EXERCISE REQUIREMENTS: All entries are to be retyped without alteration.

PROVIDED RECORDS:
-------------------------

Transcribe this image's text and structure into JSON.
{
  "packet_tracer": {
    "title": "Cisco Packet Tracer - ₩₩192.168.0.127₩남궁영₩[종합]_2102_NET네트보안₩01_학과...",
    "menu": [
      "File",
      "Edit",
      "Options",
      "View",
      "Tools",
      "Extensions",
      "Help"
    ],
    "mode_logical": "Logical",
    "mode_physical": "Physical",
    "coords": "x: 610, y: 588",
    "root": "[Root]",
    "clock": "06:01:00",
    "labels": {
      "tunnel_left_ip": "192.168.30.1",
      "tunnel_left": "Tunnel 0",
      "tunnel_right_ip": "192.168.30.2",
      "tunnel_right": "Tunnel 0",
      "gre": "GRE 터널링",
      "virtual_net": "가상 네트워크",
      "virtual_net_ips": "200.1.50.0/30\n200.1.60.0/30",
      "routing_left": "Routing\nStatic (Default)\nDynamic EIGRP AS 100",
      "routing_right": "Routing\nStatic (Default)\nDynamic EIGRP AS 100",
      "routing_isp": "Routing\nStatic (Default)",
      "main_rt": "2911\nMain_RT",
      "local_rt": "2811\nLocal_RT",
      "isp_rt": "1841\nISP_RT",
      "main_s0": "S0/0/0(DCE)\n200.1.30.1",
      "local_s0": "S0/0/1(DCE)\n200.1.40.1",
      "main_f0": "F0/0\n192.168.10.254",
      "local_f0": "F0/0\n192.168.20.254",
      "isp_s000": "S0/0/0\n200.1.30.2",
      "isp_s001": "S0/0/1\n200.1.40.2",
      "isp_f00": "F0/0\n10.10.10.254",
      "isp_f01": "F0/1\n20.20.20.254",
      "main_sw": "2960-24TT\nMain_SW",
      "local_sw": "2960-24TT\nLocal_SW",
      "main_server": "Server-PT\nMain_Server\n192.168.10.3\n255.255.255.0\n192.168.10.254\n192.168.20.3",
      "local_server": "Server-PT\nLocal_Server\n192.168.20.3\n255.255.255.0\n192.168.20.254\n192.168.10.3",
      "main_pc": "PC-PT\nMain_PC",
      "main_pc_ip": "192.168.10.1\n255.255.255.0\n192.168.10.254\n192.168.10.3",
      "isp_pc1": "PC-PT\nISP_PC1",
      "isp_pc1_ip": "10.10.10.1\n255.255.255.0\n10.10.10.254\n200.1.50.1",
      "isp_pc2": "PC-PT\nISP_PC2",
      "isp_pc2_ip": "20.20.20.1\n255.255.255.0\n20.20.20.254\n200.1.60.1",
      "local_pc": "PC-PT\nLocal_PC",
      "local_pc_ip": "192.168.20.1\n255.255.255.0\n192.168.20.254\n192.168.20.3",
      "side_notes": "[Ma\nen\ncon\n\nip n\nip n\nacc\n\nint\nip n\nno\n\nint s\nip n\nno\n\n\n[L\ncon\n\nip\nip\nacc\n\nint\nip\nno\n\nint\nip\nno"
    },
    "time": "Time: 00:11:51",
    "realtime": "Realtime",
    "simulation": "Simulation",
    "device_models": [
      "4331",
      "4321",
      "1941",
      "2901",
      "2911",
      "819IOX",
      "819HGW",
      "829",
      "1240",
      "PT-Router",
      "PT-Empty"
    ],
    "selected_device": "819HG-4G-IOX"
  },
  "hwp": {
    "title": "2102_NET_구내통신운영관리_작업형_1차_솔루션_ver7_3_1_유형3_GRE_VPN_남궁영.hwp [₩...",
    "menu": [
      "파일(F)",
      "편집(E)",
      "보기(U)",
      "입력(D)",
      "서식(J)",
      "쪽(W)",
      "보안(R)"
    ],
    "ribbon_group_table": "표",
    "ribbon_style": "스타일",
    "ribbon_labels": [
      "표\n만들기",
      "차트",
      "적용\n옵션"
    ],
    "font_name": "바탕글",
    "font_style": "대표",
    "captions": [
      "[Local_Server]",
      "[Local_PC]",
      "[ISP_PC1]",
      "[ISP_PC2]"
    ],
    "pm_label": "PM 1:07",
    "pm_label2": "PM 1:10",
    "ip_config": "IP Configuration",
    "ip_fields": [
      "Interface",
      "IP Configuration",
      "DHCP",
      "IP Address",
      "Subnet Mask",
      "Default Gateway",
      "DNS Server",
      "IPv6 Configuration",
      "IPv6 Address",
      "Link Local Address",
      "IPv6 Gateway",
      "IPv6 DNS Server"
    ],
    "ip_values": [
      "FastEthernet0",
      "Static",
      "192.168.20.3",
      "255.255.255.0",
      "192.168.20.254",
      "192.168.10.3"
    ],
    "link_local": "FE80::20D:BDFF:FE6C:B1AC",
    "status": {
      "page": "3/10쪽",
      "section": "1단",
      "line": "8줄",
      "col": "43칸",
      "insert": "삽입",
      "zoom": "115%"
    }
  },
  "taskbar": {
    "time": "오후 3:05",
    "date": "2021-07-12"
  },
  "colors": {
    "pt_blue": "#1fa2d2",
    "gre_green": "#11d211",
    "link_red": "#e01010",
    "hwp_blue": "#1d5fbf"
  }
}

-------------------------

ANSWER FOR THIS EXERCISE:
Transcribe this image's text and structure into JSON.
{
  "packet_tracer": {
    "title": "Cisco Packet Tracer - ₩₩192.168.0.127₩남궁영₩[종합]_2102_NET네트보안₩01_학과...",
    "menu": [
      "File",
      "Edit",
      "Options",
      "View",
      "Tools",
      "Extensions",
      "Help"
    ],
    "mode_logical": "Logical",
    "mode_physical": "Physical",
    "coords": "x: 610, y: 588",
    "root": "[Root]",
    "clock": "06:01:00",
    "labels": {
      "tunnel_left_ip": "192.168.30.1",
      "tunnel_left": "Tunnel 0",
      "tunnel_right_ip": "192.168.30.2",
      "tunnel_right": "Tunnel 0",
      "gre": "GRE 터널링",
      "virtual_net": "가상 네트워크",
      "virtual_net_ips": "200.1.50.0/30\n200.1.60.0/30",
      "routing_left": "Routing\nStatic (Default)\nDynamic EIGRP AS 100",
      "routing_right": "Routing\nStatic (Default)\nDynamic EIGRP AS 100",
      "routing_isp": "Routing\nStatic (Default)",
      "main_rt": "2911\nMain_RT",
      "local_rt": "2811\nLocal_RT",
      "isp_rt": "1841\nISP_RT",
      "main_s0": "S0/0/0(DCE)\n200.1.30.1",
      "local_s0": "S0/0/1(DCE)\n200.1.40.1",
      "main_f0": "F0/0\n192.168.10.254",
      "local_f0": "F0/0\n192.168.20.254",
      "isp_s000": "S0/0/0\n200.1.30.2",
      "isp_s001": "S0/0/1\n200.1.40.2",
      "isp_f00": "F0/0\n10.10.10.254",
      "isp_f01": "F0/1\n20.20.20.254",
      "main_sw": "2960-24TT\nMain_SW",
      "local_sw": "2960-24TT\nLocal_SW",
      "main_server": "Server-PT\nMain_Server\n192.168.10.3\n255.255.255.0\n192.168.10.254\n192.168.20.3",
      "local_server": "Server-PT\nLocal_Server\n192.168.20.3\n255.255.255.0\n192.168.20.254\n192.168.10.3",
      "main_pc": "PC-PT\nMain_PC",
      "main_pc_ip": "192.168.10.1\n255.255.255.0\n192.168.10.254\n192.168.10.3",
      "isp_pc1": "PC-PT\nISP_PC1",
      "isp_pc1_ip": "10.10.10.1\n255.255.255.0\n10.10.10.254\n200.1.50.1",
      "isp_pc2": "PC-PT\nISP_PC2",
      "isp_pc2_ip": "20.20.20.1\n255.255.255.0\n20.20.20.254\n200.1.60.1",
      "local_pc": "PC-PT\nLocal_PC",
      "local_pc_ip": "192.168.20.1\n255.255.255.0\n192.168.20.254\n192.168.20.3",
      "side_notes": "[Ma\nen\ncon\n\nip n\nip n\nacc\n\nint\nip n\nno\n\nint s\nip n\nno\n\n\n[L\ncon\n\nip\nip\nacc\n\nint\nip\nno\n\nint\nip\nno"
    },
    "time": "Time: 00:11:51",
    "realtime": "Realtime",
    "simulation": "Simulation",
    "device_models": [
      "4331",
      "4321",
      "1941",
      "2901",
      "2911",
      "819IOX",
      "819HGW",
      "829",
      "1240",
      "PT-Router",
      "PT-Empty"
    ],
    "selected_device": "819HG-4G-IOX"
  },
  "hwp": {
    "title": "2102_NET_구내통신운영관리_작업형_1차_솔루션_ver7_3_1_유형3_GRE_VPN_남궁영.hwp [₩...",
    "menu": [
      "파일(F)",
      "편집(E)",
      "보기(U)",
      "입력(D)",
      "서식(J)",
      "쪽(W)",
      "보안(R)"
    ],
    "ribbon_group_table": "표",
    "ribbon_style": "스타일",
    "ribbon_labels": [
      "표\n만들기",
      "차트",
      "적용\n옵션"
    ],
    "font_name": "바탕글",
    "font_style": "대표",
    "captions": [
      "[Local_Server]",
      "[Local_PC]",
      "[ISP_PC1]",
      "[ISP_PC2]"
    ],
    "pm_label": "PM 1:07",
    "pm_label2": "PM 1:10",
    "ip_config": "IP Configuration",
    "ip_fields": [
      "Interface",
      "IP Configuration",
      "DHCP",
      "IP Address",
      "Subnet Mask",
      "Default Gateway",
      "DNS Server",
      "IPv6 Configuration",
      "IPv6 Address",
      "Link Local Address",
      "IPv6 Gateway",
      "IPv6 DNS Server"
    ],
    "ip_values": [
      "FastEthernet0",
      "Static",
      "192.168.20.3",
      "255.255.255.0",
      "192.168.20.254",
      "192.168.10.3"
    ],
    "link_local": "FE80::20D:BDFF:FE6C:B1AC",
    "status": {
      "page": "3/10쪽",
      "section": "1단",
      "line": "8줄",
      "col": "43칸",
      "insert": "삽입",
      "zoom": "115%"
    }
  },
  "taskbar": {
    "time": "오후 3:05",
    "date": "2021-07-12"
  },
  "colors": {
    "pt_blue": "#1fa2d2",
    "gre_green": "#11d211",
    "link_red": "#e01010",
    "hwp_blue": "#1d5fbf"
  }
}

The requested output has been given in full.